== What the task requires ==
Reproduce the data that follows character for character, but omit its pictures.

##### Supplied records

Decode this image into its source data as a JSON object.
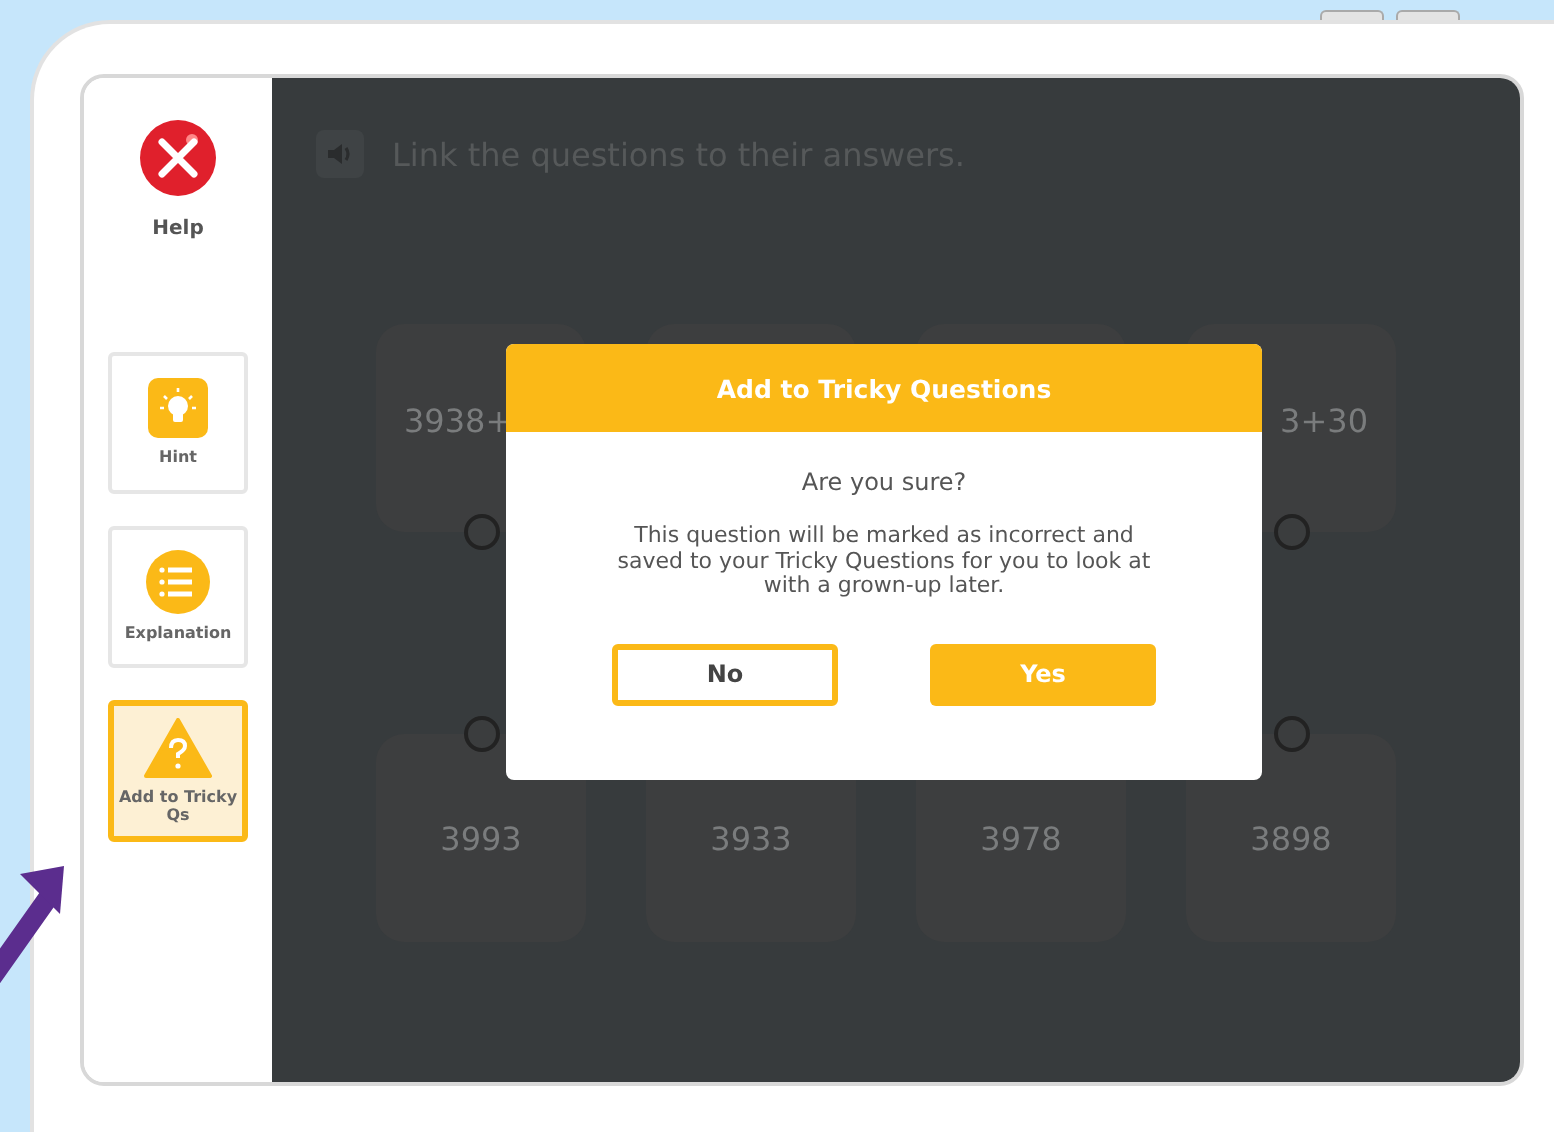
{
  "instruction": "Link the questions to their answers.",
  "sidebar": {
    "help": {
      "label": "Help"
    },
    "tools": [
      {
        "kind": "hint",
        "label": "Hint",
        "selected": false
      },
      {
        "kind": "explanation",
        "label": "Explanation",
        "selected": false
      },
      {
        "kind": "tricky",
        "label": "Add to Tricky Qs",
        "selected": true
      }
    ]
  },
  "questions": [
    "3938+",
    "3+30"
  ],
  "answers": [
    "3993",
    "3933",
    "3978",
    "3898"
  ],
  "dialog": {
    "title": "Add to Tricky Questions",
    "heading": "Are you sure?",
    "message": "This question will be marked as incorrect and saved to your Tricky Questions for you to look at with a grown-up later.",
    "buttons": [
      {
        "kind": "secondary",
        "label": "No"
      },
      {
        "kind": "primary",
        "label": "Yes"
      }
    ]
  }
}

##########

== Written solution ==
Decode this image into its source data as a JSON object.
{
  "instruction": "Link the questions to their answers.",
  "sidebar": {
    "help": {
      "label": "Help"
    },
    "tools": [
      {
        "kind": "hint",
        "label": "Hint",
        "selected": false
      },
      {
        "kind": "explanation",
        "label": "Explanation",
        "selected": false
      },
      {
        "kind": "tricky",
        "label": "Add to Tricky Qs",
        "selected": true
      }
    ]
  },
  "questions": [
    "3938+",
    "3+30"
  ],
  "answers": [
    "3993",
    "3933",
    "3978",
    "3898"
  ],
  "dialog": {
    "title": "Add to Tricky Questions",
    "heading": "Are you sure?",
    "message": "This question will be marked as incorrect and saved to your Tricky Questions for you to look at with a grown-up later.",
    "buttons": [
      {
        "kind": "secondary",
        "label": "No"
      },
      {
        "kind": "primary",
        "label": "Yes"
      }
    ]
  }
}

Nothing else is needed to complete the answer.